The French government’s plans for restructuring state-owned nuclear reactor builder Areva have been cleared by European union (EU) anti-trust regulators. A 10 January European Commission (EC) statement said the EC had concluded that French plans to grant a capital injection of €4.5bn ($4.75bn) to Areva are in line with EU state aid rules. The Commission added that other regulatory decisions were still needed, including approval by the EU of the buy-out of Areva’s reactor business by state-owned electricity supplier EDF.
The EC has, therefore, effectively approved state participation in the capital increases of Areva SA and New Co, up to a maximum of €4.5bn out of a total amount of €5bn. Areva said this is subject to two preconditions: the EC's approval of the merger between EDF and New NP (Areva's reactor business), and the positive conclusion of tests by the French nuclear safety authority on the reactor pressure vessel for the Flamanville 3 EPR reactor.
In April 2016, France notified the Commission of a restructuring plan to restore its competitiveness.

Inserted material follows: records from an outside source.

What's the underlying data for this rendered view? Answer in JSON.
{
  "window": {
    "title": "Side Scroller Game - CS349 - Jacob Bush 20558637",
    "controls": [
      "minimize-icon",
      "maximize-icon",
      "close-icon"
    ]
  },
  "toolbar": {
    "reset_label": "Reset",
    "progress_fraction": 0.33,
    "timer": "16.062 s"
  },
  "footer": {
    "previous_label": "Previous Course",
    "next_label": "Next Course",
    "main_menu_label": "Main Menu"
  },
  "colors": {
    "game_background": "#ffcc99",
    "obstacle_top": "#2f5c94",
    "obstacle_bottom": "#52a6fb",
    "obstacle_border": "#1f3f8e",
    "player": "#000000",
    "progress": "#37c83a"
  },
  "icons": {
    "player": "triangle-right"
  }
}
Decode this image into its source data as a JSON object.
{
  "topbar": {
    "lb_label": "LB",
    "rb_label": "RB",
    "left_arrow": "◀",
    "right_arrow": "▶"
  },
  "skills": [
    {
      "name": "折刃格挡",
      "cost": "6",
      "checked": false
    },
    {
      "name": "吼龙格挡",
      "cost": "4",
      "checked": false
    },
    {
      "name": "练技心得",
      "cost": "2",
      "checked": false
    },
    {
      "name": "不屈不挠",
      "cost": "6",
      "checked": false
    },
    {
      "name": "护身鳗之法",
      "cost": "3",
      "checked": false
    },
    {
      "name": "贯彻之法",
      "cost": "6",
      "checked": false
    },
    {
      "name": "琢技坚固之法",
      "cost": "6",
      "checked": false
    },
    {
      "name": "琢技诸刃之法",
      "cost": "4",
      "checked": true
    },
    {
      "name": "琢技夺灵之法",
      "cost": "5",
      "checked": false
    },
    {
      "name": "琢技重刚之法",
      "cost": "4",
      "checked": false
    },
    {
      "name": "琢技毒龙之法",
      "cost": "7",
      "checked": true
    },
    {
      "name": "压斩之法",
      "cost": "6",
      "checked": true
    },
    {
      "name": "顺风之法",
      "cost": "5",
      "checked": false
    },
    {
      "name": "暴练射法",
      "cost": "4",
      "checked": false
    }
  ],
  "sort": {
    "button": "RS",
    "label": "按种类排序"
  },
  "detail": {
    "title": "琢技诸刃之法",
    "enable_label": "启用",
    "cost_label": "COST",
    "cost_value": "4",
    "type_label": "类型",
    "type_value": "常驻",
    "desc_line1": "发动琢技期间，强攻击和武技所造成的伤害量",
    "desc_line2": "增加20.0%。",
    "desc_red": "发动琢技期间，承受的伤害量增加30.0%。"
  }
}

The plan provides for various divestments, in particular the group’s nuclear reactor business. Areva, which is 86.5% owned by the French state, will instead focus on the nuclear fuel cycle. France plans to help Areva bear the cost of restructuring by injecting public capital of €4.5bn. In September 2016, Areva began the transfer of its nuclear fuel cycle business to a new company, New Co Areva, which had made losses for the last five financial years. The restructuring will see the company split into three smaller companies and raise about €8bn in additional capital.
New Co Areva subsequently announced the formation of Areva Nuclear Materials (ANM) as its subsidiary in the USA. ANM will be based in Washington DC and will contain the Areva D&D, TN Americas (formerly Areva TN), Areva Federal Services, Mining, Conversion, Enrichment Sales, and Areva Med business lines. Sam Shakir has been appointed as ANM's CEO.